# What the exercise asks
Go through the lines below one by one and count those holding the string "person". Give the count alone.

Segment Start: Records supplied

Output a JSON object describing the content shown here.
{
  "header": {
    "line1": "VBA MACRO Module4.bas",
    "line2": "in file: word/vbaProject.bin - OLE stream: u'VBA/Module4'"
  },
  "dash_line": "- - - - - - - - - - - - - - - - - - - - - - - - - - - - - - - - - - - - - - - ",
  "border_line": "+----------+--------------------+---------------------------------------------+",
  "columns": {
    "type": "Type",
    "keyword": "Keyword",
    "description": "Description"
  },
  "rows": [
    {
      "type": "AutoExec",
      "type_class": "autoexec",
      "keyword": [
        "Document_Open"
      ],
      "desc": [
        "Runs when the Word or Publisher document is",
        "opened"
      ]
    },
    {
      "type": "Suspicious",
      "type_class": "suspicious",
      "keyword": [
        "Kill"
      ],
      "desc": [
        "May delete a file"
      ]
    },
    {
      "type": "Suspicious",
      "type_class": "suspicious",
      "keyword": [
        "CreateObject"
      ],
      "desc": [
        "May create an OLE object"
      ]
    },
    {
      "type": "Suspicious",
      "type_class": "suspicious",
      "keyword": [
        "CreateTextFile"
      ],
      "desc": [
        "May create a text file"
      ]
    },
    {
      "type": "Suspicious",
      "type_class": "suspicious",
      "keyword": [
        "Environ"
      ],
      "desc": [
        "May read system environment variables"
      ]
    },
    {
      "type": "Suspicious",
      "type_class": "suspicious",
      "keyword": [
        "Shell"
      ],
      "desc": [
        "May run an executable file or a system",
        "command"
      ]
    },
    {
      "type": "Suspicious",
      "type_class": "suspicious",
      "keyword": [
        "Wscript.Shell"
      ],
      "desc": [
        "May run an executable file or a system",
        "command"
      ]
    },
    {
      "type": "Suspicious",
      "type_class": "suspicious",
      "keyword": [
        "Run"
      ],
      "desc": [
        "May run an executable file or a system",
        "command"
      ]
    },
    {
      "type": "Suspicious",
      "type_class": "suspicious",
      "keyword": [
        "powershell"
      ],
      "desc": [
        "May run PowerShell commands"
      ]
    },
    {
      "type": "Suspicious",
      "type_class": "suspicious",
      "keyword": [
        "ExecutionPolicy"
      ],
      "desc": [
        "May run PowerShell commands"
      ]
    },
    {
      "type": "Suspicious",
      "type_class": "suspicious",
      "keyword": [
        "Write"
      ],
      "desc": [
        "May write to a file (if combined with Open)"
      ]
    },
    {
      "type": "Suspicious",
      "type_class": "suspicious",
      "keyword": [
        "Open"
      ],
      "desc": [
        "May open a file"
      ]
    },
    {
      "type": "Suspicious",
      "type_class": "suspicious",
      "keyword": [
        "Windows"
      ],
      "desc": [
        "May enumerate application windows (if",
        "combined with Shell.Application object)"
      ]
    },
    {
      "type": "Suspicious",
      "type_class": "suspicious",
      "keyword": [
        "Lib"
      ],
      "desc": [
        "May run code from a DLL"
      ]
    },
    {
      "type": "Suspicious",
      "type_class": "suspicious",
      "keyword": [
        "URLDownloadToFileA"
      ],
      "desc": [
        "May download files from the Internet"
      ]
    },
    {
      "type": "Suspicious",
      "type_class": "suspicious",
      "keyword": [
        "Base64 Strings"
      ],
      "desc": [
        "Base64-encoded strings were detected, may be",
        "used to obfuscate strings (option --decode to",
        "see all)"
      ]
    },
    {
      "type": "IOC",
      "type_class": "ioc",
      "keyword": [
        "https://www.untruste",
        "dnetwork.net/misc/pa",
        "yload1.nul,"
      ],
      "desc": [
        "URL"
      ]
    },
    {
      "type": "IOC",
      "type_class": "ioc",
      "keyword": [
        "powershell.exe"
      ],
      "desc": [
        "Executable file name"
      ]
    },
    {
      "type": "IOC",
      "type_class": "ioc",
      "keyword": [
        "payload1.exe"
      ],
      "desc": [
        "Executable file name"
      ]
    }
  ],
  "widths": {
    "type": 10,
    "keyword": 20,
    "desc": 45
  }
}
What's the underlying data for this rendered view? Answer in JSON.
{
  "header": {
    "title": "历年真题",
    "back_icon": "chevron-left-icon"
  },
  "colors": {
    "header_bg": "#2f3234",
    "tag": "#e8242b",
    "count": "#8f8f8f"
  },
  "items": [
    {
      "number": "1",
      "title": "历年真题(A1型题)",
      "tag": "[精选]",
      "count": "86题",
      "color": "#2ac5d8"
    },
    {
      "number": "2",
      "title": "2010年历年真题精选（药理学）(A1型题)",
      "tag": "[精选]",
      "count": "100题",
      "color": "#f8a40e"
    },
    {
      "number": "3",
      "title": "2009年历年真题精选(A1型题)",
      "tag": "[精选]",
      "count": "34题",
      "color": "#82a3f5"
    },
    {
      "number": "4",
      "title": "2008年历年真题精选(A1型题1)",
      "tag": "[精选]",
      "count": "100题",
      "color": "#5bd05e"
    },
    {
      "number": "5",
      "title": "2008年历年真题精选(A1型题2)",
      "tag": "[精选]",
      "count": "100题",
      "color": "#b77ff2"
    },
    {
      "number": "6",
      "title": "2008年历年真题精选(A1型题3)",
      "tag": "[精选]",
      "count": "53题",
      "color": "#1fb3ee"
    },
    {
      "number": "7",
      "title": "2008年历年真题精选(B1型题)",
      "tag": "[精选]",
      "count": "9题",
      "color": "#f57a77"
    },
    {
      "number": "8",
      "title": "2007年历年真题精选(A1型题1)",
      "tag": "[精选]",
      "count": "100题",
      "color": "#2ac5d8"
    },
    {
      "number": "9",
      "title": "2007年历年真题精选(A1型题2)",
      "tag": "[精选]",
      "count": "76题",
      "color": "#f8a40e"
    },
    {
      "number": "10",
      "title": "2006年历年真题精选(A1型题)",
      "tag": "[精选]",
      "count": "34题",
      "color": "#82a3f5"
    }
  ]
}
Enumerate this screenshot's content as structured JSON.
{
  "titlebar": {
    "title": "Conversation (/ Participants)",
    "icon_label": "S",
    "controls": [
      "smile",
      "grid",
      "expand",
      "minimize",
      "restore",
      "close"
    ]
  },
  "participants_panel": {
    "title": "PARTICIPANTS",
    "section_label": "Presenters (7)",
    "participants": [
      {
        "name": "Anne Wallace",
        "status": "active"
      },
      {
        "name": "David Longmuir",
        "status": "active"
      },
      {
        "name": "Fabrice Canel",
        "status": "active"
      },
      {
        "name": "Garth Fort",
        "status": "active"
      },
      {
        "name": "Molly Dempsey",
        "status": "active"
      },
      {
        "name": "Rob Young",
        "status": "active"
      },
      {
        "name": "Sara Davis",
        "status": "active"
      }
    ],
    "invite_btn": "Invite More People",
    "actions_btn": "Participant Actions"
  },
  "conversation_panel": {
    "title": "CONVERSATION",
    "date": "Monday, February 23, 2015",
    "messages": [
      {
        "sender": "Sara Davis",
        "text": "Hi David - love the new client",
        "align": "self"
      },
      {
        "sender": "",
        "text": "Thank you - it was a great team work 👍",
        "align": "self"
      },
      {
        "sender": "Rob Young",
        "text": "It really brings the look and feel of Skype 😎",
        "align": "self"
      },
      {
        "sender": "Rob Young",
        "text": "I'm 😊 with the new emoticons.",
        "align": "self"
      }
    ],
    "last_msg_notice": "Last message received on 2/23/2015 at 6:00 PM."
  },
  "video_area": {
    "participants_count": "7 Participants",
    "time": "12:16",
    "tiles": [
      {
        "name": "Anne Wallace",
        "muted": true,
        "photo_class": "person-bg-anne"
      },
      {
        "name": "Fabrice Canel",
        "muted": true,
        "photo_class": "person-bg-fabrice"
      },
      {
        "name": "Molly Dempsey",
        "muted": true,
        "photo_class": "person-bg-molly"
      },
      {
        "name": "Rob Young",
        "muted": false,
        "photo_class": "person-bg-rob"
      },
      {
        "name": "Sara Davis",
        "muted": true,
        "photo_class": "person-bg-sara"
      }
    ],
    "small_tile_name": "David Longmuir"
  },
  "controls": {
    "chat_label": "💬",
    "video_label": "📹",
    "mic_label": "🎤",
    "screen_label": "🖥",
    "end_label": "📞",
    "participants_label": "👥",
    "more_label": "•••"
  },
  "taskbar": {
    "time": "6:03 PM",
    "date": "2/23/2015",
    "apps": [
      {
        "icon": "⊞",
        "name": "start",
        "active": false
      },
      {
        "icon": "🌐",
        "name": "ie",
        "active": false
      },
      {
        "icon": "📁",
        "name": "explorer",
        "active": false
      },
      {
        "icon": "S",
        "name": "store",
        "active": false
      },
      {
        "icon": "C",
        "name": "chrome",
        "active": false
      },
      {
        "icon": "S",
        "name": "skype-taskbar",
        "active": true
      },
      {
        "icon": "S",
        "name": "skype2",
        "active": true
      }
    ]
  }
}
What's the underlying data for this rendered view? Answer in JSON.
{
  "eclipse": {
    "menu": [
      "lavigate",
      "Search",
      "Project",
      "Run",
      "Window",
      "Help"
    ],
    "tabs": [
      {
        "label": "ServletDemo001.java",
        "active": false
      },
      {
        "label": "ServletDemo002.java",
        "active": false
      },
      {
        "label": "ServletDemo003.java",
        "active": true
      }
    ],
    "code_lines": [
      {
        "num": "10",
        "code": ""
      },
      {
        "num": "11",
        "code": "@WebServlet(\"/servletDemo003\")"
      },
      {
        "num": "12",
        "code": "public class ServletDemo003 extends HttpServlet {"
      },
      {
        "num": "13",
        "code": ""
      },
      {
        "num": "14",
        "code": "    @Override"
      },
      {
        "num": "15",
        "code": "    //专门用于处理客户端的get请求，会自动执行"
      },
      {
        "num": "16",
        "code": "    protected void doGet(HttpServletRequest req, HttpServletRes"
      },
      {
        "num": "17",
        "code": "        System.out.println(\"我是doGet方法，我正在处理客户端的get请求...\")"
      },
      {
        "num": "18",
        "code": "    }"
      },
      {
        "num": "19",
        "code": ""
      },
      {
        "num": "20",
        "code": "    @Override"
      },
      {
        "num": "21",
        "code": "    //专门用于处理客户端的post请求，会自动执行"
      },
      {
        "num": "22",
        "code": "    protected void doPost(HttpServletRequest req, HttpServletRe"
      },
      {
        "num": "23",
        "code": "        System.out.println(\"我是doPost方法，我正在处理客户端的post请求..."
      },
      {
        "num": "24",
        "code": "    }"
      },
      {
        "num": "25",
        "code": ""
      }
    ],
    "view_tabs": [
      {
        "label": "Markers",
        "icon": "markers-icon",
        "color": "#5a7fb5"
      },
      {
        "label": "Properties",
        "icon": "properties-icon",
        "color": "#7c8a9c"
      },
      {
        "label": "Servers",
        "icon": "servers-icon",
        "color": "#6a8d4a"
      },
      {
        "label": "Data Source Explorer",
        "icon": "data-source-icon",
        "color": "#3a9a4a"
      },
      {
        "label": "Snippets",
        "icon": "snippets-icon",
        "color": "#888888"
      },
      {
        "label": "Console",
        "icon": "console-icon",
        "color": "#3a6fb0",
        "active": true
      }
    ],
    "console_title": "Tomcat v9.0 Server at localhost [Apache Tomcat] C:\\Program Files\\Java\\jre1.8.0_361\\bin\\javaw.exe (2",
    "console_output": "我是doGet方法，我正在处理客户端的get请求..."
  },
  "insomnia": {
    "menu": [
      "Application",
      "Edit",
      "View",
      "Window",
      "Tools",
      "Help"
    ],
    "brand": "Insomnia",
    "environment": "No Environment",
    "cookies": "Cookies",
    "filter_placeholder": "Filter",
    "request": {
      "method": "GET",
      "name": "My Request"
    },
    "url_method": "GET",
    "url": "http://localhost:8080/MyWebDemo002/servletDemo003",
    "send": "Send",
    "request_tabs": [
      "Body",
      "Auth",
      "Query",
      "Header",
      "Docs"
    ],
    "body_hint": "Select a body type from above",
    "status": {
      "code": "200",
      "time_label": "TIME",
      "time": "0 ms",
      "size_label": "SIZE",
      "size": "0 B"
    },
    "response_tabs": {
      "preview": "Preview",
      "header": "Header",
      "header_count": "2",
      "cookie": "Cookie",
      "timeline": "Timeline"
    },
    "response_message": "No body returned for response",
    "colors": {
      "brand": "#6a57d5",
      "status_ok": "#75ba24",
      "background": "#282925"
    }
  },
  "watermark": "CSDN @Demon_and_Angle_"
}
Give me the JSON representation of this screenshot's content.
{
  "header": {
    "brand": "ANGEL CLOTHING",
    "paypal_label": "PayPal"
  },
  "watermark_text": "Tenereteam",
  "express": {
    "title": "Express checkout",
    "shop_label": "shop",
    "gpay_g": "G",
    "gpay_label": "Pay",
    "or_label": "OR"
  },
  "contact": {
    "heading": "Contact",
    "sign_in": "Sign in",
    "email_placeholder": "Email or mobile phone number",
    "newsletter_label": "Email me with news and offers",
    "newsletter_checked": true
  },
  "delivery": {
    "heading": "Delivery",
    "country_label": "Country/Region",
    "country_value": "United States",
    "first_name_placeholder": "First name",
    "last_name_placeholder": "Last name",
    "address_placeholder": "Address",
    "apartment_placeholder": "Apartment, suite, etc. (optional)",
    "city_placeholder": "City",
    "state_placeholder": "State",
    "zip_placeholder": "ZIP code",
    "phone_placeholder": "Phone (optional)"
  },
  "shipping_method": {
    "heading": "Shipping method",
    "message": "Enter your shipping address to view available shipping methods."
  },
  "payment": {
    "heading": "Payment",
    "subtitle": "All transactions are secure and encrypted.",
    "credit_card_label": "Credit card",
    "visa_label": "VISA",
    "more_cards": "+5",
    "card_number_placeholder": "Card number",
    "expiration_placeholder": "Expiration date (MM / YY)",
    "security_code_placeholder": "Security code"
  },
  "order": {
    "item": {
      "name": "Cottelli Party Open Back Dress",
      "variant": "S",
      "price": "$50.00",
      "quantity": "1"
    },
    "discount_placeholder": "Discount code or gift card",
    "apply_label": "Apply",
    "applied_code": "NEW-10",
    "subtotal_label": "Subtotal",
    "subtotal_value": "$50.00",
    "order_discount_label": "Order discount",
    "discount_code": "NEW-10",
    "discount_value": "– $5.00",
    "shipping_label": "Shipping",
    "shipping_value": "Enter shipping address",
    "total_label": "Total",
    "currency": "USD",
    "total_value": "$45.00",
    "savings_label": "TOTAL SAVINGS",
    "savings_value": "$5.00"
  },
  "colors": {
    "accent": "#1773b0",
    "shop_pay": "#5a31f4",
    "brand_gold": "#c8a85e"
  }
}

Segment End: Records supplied

# Answer for the task
5